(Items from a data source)
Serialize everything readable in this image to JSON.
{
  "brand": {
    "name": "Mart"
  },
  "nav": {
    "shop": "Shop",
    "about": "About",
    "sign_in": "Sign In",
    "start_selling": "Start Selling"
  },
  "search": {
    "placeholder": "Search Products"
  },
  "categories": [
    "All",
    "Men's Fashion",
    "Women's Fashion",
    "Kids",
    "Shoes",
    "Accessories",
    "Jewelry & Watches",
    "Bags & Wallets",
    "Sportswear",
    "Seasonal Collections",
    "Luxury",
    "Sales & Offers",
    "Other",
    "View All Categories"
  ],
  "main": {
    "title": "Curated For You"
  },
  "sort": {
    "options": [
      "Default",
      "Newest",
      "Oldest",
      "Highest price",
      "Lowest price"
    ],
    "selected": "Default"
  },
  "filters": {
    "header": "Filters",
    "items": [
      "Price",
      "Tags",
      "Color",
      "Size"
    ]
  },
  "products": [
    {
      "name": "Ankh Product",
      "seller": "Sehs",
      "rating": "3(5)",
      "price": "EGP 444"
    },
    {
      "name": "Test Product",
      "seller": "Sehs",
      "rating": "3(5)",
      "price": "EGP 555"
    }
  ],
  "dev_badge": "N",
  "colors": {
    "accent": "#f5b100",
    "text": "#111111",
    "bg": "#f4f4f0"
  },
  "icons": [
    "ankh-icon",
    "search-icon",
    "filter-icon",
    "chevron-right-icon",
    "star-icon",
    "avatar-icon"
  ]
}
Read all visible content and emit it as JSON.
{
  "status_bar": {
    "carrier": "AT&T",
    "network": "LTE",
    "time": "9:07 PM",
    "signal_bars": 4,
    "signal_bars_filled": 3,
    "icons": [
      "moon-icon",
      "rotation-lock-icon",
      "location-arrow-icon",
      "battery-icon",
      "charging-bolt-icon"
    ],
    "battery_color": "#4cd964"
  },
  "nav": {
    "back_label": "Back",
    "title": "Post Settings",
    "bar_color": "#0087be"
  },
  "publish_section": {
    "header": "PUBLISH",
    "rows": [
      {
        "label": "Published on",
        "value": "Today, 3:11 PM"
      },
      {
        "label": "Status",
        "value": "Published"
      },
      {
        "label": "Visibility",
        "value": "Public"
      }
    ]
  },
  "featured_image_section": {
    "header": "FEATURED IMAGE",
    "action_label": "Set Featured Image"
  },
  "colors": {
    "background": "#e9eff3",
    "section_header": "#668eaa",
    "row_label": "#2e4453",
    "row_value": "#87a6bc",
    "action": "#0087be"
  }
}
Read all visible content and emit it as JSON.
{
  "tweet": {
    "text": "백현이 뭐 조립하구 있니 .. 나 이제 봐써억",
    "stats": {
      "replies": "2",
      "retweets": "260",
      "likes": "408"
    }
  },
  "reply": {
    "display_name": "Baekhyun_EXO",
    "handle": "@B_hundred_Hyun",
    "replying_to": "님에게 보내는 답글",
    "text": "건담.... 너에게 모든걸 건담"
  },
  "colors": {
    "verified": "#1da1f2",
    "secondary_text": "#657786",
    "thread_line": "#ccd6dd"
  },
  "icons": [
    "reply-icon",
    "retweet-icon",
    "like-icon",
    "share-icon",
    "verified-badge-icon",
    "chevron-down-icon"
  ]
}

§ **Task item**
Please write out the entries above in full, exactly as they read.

§ **Expected answer**
Serialize everything readable in this image to JSON.
{
  "brand": {
    "name": "Mart"
  },
  "nav": {
    "shop": "Shop",
    "about": "About",
    "sign_in": "Sign In",
    "start_selling": "Start Selling"
  },
  "search": {
    "placeholder": "Search Products"
  },
  "categories": [
    "All",
    "Men's Fashion",
    "Women's Fashion",
    "Kids",
    "Shoes",
    "Accessories",
    "Jewelry & Watches",
    "Bags & Wallets",
    "Sportswear",
    "Seasonal Collections",
    "Luxury",
    "Sales & Offers",
    "Other",
    "View All Categories"
  ],
  "main": {
    "title": "Curated For You"
  },
  "sort": {
    "options": [
      "Default",
      "Newest",
      "Oldest",
      "Highest price",
      "Lowest price"
    ],
    "selected": "Default"
  },
  "filters": {
    "header": "Filters",
    "items": [
      "Price",
      "Tags",
      "Color",
      "Size"
    ]
  },
  "products": [
    {
      "name": "Ankh Product",
      "seller": "Sehs",
      "rating": "3(5)",
      "price": "EGP 444"
    },
    {
      "name": "Test Product",
      "seller": "Sehs",
      "rating": "3(5)",
      "price": "EGP 555"
    }
  ],
  "dev_badge": "N",
  "colors": {
    "accent": "#f5b100",
    "text": "#111111",
    "bg": "#f4f4f0"
  },
  "icons": [
    "ankh-icon",
    "search-icon",
    "filter-icon",
    "chevron-right-icon",
    "star-icon",
    "avatar-icon"
  ]
}
Read all visible content and emit it as JSON.
{
  "status_bar": {
    "carrier": "AT&T",
    "network": "LTE",
    "time": "9:07 PM",
    "signal_bars": 4,
    "signal_bars_filled": 3,
    "icons": [
      "moon-icon",
      "rotation-lock-icon",
      "location-arrow-icon",
      "battery-icon",
      "charging-bolt-icon"
    ],
    "battery_color": "#4cd964"
  },
  "nav": {
    "back_label": "Back",
    "title": "Post Settings",
    "bar_color": "#0087be"
  },
  "publish_section": {
    "header": "PUBLISH",
    "rows": [
      {
        "label": "Published on",
        "value": "Today, 3:11 PM"
      },
      {
        "label": "Status",
        "value": "Published"
      },
      {
        "label": "Visibility",
        "value": "Public"
      }
    ]
  },
  "featured_image_section": {
    "header": "FEATURED IMAGE",
    "action_label": "Set Featured Image"
  },
  "colors": {
    "background": "#e9eff3",
    "section_header": "#668eaa",
    "row_label": "#2e4453",
    "row_value": "#87a6bc",
    "action": "#0087be"
  }
}
Read all visible content and emit it as JSON.
{
  "tweet": {
    "text": "백현이 뭐 조립하구 있니 .. 나 이제 봐써억",
    "stats": {
      "replies": "2",
      "retweets": "260",
      "likes": "408"
    }
  },
  "reply": {
    "display_name": "Baekhyun_EXO",
    "handle": "@B_hundred_Hyun",
    "replying_to": "님에게 보내는 답글",
    "text": "건담.... 너에게 모든걸 건담"
  },
  "colors": {
    "verified": "#1da1f2",
    "secondary_text": "#657786",
    "thread_line": "#ccd6dd"
  },
  "icons": [
    "reply-icon",
    "retweet-icon",
    "like-icon",
    "share-icon",
    "verified-badge-icon",
    "chevron-down-icon"
  ]
}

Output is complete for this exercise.